DALLAS — A plaque unveiled Monday pays tribute to a man whose face you wouldn't have seen on TV, but whose influence on Channel 8 News and the television industry as a whole is undeniable.
Marty Haag — WFAA's news director from 1973 to 1989 — was well known for his journalistic integrity and his unwavering quest for excellence.
A tough taskmaster, Haag raised the bar in TV news — pushing his Channel 8 colleagues to the highest of standards.
He died in 2004 at age 69.
"Yes, he was challenging, and yes, he pushed hard, but that was good; it was good for all of us," said former WFAA reporter Doug Fox. "That made us better — better reporters, better individuals."
Haag, considered one of the best in his profession, had a reputation for hard-hitting, award-winning journalism — matched only by a reputation for his temper.
Dale Hansen once cracked a joke on air he thought was funny.
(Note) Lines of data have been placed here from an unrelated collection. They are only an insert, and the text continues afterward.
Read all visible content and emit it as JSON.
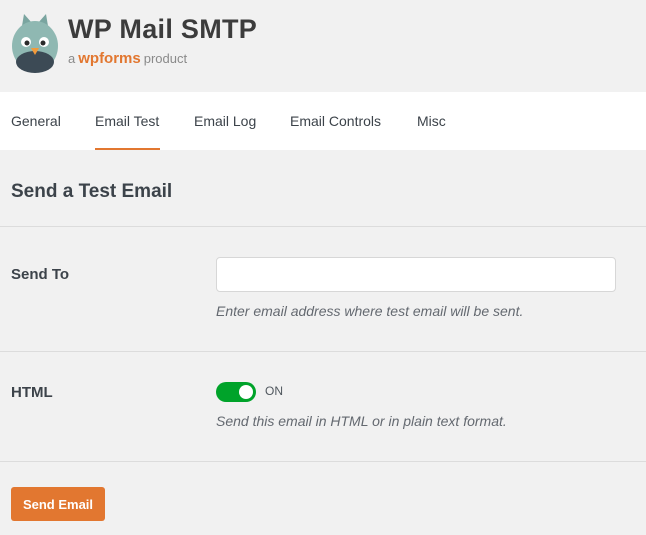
{
  "brand": {
    "title": "WP Mail SMTP",
    "sub_prefix": "a",
    "sub_brand": "wpforms",
    "sub_suffix": "product"
  },
  "tabs": [
    {
      "label": "General",
      "active": false
    },
    {
      "label": "Email Test",
      "active": true
    },
    {
      "label": "Email Log",
      "active": false
    },
    {
      "label": "Email Controls",
      "active": false
    },
    {
      "label": "Misc",
      "active": false
    }
  ],
  "section": {
    "title": "Send a Test Email"
  },
  "send_to": {
    "label": "Send To",
    "value": "",
    "placeholder": "",
    "description": "Enter email address where test email will be sent."
  },
  "html": {
    "label": "HTML",
    "enabled": true,
    "toggle_text": "ON",
    "description": "Send this email in HTML or in plain text format."
  },
  "send_button": {
    "label": "Send Email"
  },
  "colors": {
    "accent": "#e27730",
    "toggle_on": "#00a32a",
    "background": "#f1f1f1"
  }
}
Haag thought otherwise.
"Marty Haag was standing in the newsroom in pajamas, and I don't believe he had his slippers on," Hansen recalled. "He was so upset, he left his house at University Park, drove to the station by the time I finished the sportscast at the end of the newscast, and I thought I was a dead man."
Hansen survived Haag's wrath that day, and thrived in a newsroom environment that Haag created, where the goal each day was to be the best in the business.
"He created the kind of atmosphere, and you could come in and do your absolute best, and you wanted to, because he wanted you to," Fox said.
Tough, temperamental, yet tender-hearted, Haag considered his two sons his biggest accomplishments.
"He couldn't look over at this building, this newsroom, and not get emotional," Matthew Haag said. "More importantly, the people in it meant the world to him."
And that feeling is mutual.
"He was like a second father to me," said WFAA anchor Gloria Campos.
"He was far and away the best I've ever worked with" Hansen added.
Here is the inscription on the plaque that will be installed in The H. Martin "Marty" Haag Jr. Newsroom:
Marty Haag was News Director at WFAA-TV from 1973 to 1989. Marty personified journalism in the highest sense and under his leadership, WFAA was recognized with numerous national awards, including the Edward R. Murrow Award, the Alfred I. duPont-Columbia University Silver Baton, the George Foster Peabody Award and a National Emmy.
Haag and his WFAA colleagues set national standards with local spot news coverage of stories such as the crash of Delta Flight 191 at D/FW International Airport and blockbuster investigative reporting on the savings & loan crisis in Texas. it was Haag's vision at WFAA that ushered in a long line of broadcast "firsts," including the nation's first fully-computerized newsroom, the market's first helicopter and the first station in Dallas-Fort Worth with live electronic and satellite news gathering capabilities.
In 1989, Haag became Belo's Senior Vice President/News, responsible for the Company's television journalism efforts across the country. He retired in 2000, the same year he was recognized with one of broadcasting's highest honors: The George Foster Peabody Award for Lifetime Achievement. He was described as "an industry icon who helped establish high ethical standards and quality reporting at both local and network news levels."
On November 11, 2013, the WFAA newsroom was named in honor of our leader, mentor and friend.